(Interface dataset entries):
▶

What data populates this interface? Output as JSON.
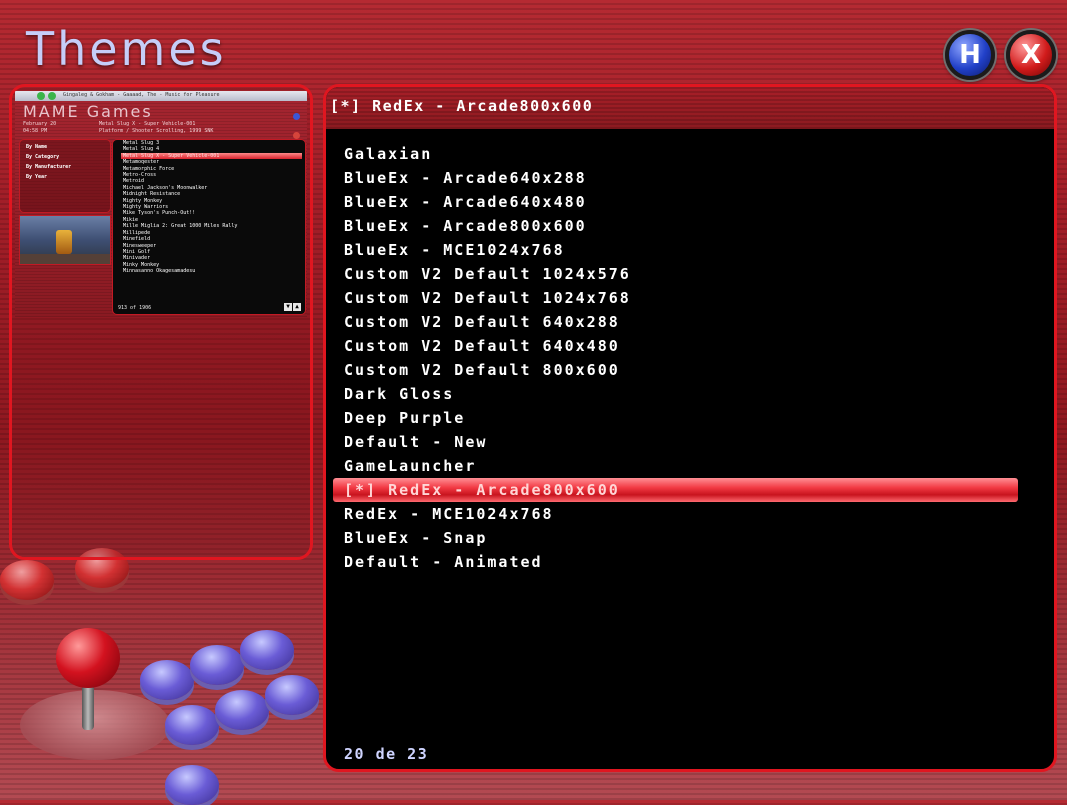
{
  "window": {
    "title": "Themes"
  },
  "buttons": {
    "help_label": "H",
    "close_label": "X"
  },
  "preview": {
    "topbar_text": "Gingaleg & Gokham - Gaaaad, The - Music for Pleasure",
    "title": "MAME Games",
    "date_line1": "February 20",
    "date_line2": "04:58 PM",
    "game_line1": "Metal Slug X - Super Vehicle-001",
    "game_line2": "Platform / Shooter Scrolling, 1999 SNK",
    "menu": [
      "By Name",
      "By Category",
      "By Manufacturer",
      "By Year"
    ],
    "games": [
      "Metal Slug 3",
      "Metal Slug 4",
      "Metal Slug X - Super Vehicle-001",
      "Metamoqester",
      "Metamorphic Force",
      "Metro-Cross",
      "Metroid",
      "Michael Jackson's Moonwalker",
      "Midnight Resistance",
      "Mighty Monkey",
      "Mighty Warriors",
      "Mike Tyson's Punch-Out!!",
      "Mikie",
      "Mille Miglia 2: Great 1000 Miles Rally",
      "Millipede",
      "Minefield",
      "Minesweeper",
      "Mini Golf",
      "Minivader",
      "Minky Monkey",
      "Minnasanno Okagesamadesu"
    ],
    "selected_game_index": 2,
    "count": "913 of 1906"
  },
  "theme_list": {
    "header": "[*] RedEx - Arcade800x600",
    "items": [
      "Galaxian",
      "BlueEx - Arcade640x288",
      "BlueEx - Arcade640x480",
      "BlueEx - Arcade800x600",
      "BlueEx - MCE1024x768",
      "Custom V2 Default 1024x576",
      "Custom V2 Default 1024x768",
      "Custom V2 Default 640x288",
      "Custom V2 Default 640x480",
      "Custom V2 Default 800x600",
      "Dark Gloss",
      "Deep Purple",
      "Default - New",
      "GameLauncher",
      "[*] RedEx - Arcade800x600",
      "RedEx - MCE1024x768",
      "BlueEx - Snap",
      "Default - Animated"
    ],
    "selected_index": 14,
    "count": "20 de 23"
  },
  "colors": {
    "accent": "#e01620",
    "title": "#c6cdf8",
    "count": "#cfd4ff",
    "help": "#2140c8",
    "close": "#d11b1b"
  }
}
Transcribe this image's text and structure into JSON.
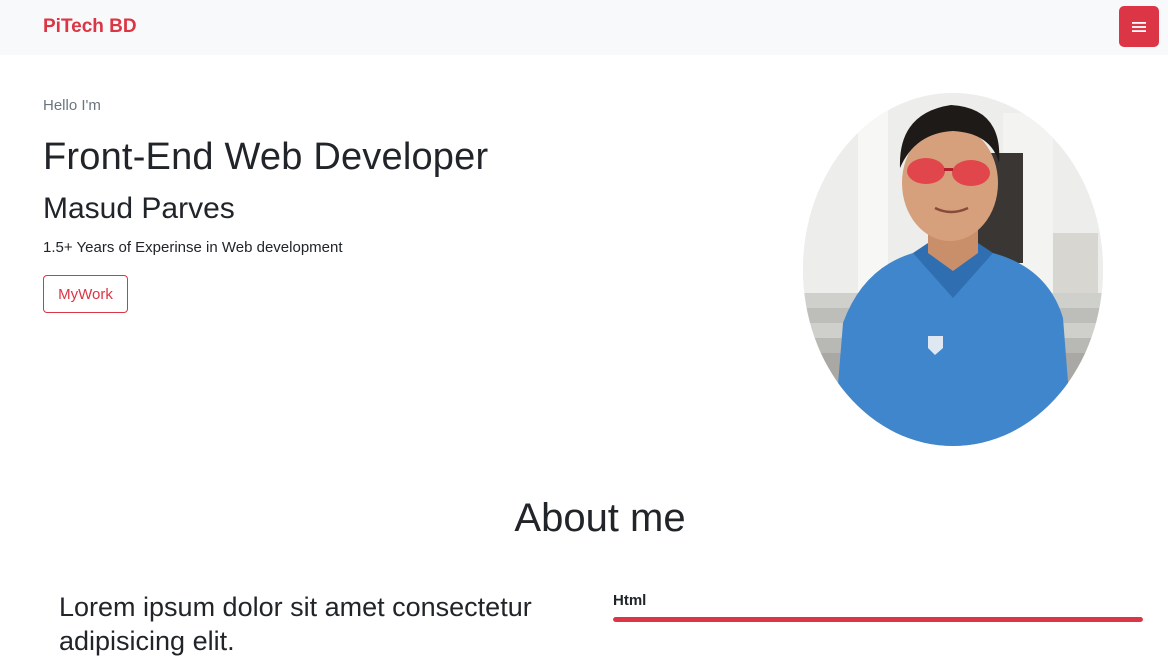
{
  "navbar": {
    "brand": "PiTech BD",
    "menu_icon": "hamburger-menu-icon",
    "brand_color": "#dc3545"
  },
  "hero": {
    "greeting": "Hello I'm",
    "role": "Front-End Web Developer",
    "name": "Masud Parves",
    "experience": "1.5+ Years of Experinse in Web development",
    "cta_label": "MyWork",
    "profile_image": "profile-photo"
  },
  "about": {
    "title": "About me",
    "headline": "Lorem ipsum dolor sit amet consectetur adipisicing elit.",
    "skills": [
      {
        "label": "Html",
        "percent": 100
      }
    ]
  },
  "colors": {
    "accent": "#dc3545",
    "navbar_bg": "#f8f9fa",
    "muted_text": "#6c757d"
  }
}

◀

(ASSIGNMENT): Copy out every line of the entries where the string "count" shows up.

(EXERCISE RESPONSE):
    "count": "913 of 1906"
    "count": "20 de 23"
    "count": "#cfd4ff",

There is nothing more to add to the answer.